ANG 160 Fall 2005
by Sarah Barke
Irish Community in Quebec City
Since its meagre beginnings, Québec has welcomed innumerable settlers
from Europe. Among these immigrants, there were French, British, Scottish
citizens, but there were also an important number of Irish people. Dating as far
back as to the year 1663, there has been proof of Irish immigrants living in Québec,
although many sources state that it dates to even earlier than that. One reason
there were so many Irish immigrants settling in Québec was because of religion.
Depending on their own personal beliefs, they could join either the Roman
Catholic or Protestant communities. Many Quebeckers can trace their genealogical
tree and find an Irish ancestor somewhere down the line which makes Irish
tradition that much more important.
people believe that Irish immigrants came to Canada mainly during the Irish
potato famine crisis of 1845-1849. Some of these immigrants came and stayed in
Canada but then settled in the United States. Unfortunately, more than five
thousand immigrants did not finish the trip and are now buried in Grosse Île,
near Montmagny. Contrary to popular belief, the more significant immigrations
happened roughly two decades earlier. These immigrants were mostly farmers from

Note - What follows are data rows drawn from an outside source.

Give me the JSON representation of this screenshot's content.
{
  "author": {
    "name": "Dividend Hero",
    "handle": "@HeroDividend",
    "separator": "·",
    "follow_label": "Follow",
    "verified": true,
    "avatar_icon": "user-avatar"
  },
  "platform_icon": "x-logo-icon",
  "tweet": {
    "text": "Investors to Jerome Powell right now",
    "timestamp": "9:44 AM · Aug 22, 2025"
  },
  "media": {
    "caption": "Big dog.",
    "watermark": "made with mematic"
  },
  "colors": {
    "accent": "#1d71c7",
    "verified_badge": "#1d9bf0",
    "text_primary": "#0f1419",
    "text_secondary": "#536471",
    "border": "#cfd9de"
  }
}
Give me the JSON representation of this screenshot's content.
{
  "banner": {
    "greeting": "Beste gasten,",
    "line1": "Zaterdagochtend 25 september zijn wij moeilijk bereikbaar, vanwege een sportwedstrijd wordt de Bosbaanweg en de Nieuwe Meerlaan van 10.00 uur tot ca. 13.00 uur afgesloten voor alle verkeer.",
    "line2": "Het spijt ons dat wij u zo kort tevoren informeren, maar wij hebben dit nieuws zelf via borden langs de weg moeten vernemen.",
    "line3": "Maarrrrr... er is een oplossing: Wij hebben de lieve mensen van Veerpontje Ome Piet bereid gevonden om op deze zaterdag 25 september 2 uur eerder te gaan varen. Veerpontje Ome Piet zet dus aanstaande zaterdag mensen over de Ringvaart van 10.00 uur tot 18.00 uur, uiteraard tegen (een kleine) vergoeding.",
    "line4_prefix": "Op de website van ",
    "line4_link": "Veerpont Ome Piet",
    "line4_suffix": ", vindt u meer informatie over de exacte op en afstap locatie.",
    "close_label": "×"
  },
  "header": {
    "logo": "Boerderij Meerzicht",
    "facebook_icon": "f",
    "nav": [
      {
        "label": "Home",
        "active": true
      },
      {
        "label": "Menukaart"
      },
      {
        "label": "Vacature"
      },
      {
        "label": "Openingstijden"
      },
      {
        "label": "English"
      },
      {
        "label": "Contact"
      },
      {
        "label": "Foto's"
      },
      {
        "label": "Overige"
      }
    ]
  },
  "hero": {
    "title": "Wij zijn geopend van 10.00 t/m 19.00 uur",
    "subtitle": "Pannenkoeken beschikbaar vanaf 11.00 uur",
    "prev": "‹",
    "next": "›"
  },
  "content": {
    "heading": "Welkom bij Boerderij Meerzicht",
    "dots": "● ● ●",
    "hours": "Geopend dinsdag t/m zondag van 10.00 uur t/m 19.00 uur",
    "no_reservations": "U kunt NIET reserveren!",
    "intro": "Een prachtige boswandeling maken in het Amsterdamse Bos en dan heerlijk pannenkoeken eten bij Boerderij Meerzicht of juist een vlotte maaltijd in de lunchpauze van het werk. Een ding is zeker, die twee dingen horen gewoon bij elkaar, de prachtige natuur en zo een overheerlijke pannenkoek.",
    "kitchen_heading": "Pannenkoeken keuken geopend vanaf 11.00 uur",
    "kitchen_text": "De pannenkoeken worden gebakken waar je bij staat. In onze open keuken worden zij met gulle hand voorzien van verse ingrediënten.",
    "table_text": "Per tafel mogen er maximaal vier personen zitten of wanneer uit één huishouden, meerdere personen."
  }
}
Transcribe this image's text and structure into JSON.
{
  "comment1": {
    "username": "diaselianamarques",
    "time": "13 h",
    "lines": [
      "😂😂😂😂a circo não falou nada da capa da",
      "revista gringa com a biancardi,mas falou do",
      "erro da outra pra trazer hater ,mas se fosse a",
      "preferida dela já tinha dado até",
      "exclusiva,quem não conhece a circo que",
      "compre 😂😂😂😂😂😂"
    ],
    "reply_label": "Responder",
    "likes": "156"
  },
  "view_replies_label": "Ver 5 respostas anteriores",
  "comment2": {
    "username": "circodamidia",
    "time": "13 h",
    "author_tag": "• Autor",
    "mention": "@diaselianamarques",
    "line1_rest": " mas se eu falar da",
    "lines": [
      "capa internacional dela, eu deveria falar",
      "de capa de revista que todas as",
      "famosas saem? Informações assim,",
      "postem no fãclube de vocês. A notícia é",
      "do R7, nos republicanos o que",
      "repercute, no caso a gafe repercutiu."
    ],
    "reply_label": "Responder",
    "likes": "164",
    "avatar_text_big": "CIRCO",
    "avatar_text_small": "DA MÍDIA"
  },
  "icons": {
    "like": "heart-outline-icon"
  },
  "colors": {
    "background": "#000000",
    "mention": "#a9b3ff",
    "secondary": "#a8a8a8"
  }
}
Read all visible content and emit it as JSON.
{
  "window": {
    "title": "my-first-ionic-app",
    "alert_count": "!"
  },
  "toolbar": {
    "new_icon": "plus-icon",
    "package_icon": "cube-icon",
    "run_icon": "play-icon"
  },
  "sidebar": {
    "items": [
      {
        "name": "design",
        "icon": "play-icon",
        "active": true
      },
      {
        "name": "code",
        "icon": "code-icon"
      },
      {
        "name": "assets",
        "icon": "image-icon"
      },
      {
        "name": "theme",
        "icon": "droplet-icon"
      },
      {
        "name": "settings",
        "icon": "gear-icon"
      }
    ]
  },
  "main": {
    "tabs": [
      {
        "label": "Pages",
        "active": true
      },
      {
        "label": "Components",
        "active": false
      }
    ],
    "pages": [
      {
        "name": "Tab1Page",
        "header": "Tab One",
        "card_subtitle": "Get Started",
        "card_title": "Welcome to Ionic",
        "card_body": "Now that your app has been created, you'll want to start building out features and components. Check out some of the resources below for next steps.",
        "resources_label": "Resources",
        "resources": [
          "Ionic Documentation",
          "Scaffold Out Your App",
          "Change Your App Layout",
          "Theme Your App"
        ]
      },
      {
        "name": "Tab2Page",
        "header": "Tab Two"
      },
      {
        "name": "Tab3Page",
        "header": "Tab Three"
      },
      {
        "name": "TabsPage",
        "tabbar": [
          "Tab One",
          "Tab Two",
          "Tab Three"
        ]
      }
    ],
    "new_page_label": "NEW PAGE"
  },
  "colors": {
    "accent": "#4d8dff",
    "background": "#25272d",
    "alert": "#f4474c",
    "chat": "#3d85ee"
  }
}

Ireland coming to escape the conditions of home and provide better opportunities
for their children. They settled mainly near the St. Lawrence Valley in the
1820s and 1830s.
Among all of the immigrants that came through, the Irish Catholics were
the easiest to conform to the Francophone Catholic culture. Since they shared
the same religion, an Irish person could marry a Francophone person without it
being regarded as disrespectful or wrong, as opposed to mixing the Protestant
religion with the Catholic religion. Unlike their Anglophone and Protestant
counterparts, these groups were more rural and guided by the clergy. Also, both
groups felt hostility towards the controlling force, Britain, which also
cemented the companionship.
Irish presence in Québec has helped it become the city it is today. The
countless Irish pubs, the presence of an Irish school (Saint Patrick’s High
School), an Irish cemetery (Saint Patrick’s Cemetery), an Irish church (Saint
Patrick’s church), and the big anticipation surrounding Saint Patrick’s Day
every year are all very important in keeping the Irish presence alive. The Irish
community recognizes the unique heritage and culture that Ireland has to offer
and tries to incorporate it and represent it accurately into the Québec-Canadian
culture. The Irish community has become more and more important to the people of
Québec City and many want to keep the tradition alive.
historians and genealogists take it upon themselves to relate the history of
Irish immigrants in Québec as a province, and more specifically, Québec City.
Marianna O’Gallagher is among one of these devoted people. She has written
many essays and published numerous books recounting the trials and tribulations
that the Irish have encountered in settling into this new land. Grosse Ile
– Gateway to Canada, Eyewitness – Grosse Ile, and The Shamrock
Trail are her more notable books publish from her own company in Quebec
City, Livres Carraig Books. These books were also translated into French.
Irish have greatly contributed to the Québec culture. Whether someone has Irish
parents, grandparents or Irish ancestors going back a century, there is a
feeling of innate pride that comes with Irish blood.